Discussion questions [Anyone is more than welcome to join our online discussions; For FASH455, please address at least two questions in your comment; please also mention the question number (i.e., #1, or #3; no need to repeat the question) in your comment.]
#1: How to understand apparel is a global sector from the video?
#2: How to understand the economic, social, and political implications of apparel sourcing and trade from the video?
#3: What are the top challenges facing Bangladeshi garment factories during COVID-19? Why or why not do think these challenges will go away soon?
#4: How is the big landscape of apparel sourcing changing because of COVID-19? Any apparel trade or sourcing patterns that COVID-19 didn’t change based on the video?

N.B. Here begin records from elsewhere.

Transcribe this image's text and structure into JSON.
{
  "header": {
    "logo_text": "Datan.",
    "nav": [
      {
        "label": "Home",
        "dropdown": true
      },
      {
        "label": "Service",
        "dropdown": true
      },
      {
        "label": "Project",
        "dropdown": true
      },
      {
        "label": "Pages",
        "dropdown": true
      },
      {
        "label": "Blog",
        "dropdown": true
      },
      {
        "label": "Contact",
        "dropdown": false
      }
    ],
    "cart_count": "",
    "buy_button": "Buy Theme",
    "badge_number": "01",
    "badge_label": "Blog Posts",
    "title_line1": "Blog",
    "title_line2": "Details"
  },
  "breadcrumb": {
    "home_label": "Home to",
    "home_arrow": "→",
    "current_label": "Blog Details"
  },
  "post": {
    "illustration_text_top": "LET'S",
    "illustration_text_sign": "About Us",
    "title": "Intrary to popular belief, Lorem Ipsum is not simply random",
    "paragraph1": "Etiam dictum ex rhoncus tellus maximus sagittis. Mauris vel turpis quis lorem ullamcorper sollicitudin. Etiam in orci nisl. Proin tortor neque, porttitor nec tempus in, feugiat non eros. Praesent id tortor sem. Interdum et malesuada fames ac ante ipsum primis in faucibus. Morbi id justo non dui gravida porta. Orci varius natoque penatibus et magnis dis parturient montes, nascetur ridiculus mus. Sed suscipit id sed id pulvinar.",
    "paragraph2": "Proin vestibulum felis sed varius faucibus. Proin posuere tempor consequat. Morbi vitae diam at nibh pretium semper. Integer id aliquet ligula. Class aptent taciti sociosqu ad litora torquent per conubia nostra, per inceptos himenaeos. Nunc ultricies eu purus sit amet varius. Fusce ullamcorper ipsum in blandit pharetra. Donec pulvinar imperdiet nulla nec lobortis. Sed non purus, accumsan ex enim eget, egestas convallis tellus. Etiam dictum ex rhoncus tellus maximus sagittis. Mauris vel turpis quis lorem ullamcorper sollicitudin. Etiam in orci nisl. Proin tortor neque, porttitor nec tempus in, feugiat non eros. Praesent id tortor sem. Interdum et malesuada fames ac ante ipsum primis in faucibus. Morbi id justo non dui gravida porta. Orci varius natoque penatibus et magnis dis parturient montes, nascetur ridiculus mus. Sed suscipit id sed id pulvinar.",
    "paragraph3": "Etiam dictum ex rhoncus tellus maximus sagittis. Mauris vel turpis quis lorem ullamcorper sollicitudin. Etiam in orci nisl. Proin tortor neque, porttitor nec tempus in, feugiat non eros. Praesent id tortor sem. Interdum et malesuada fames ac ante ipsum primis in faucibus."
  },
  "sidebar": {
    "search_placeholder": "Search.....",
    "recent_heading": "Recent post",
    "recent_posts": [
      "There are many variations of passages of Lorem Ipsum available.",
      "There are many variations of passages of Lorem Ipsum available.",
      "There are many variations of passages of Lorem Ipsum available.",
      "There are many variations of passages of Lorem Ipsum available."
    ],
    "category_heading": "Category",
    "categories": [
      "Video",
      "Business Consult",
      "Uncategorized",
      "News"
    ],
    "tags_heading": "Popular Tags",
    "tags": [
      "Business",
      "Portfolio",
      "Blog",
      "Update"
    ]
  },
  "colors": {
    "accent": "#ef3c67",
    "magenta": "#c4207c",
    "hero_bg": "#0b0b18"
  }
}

#5: Anything else you find interesting/intriguing/controversial/thought-provoking from the video? Why?
One thought on “COVID-19 Hits the Bangladeshi Garment Industry”
#2: The result of the pandemic has led to a decline in orders from other countries that Bangladesh had previously exported to. According to the video, nearly five million garment factory workers were affected by the lack of work from factory closures or working long hours without being compensated for overtime in order to keep their jobs. While it still brings in some money, the workers and their families are affected by the lower income as well as the potential exposure to Covid-19 due to the close workspaces. Politically, the video shows how Bangladesh’s garment industry heavily relies on foreign consumption. A few of the people interviewed mentioned how they felt more at ease once international orders started coming through again. Even the former vice president shared his hopes for a return to normalcy for the sake of Bangladesh’s largest industry.
#3: One of the greatest challenges faced by Bangladeshi garment factories during the pandemic is the lack of orders from other countries which leads to less work, layoffs, and factories shutting down. This leaves no opportunities for workers to earn extra income to better support their families and has led to a decline in exports from Bangladesh. I think these challenges will subside if there is more international demand from Bangladesh. There is also a chance that even after the pandemic is over, some factory owners may not be able to re-open their factories due to political reasons affecting the demand for products produced in Bangladesh. It is difficult to say, but with most large corporations wanting to spend as little as possible on manufacturing costs, Bangladesh may not recover without workers having to sacrifice more of their time and labor for less pay.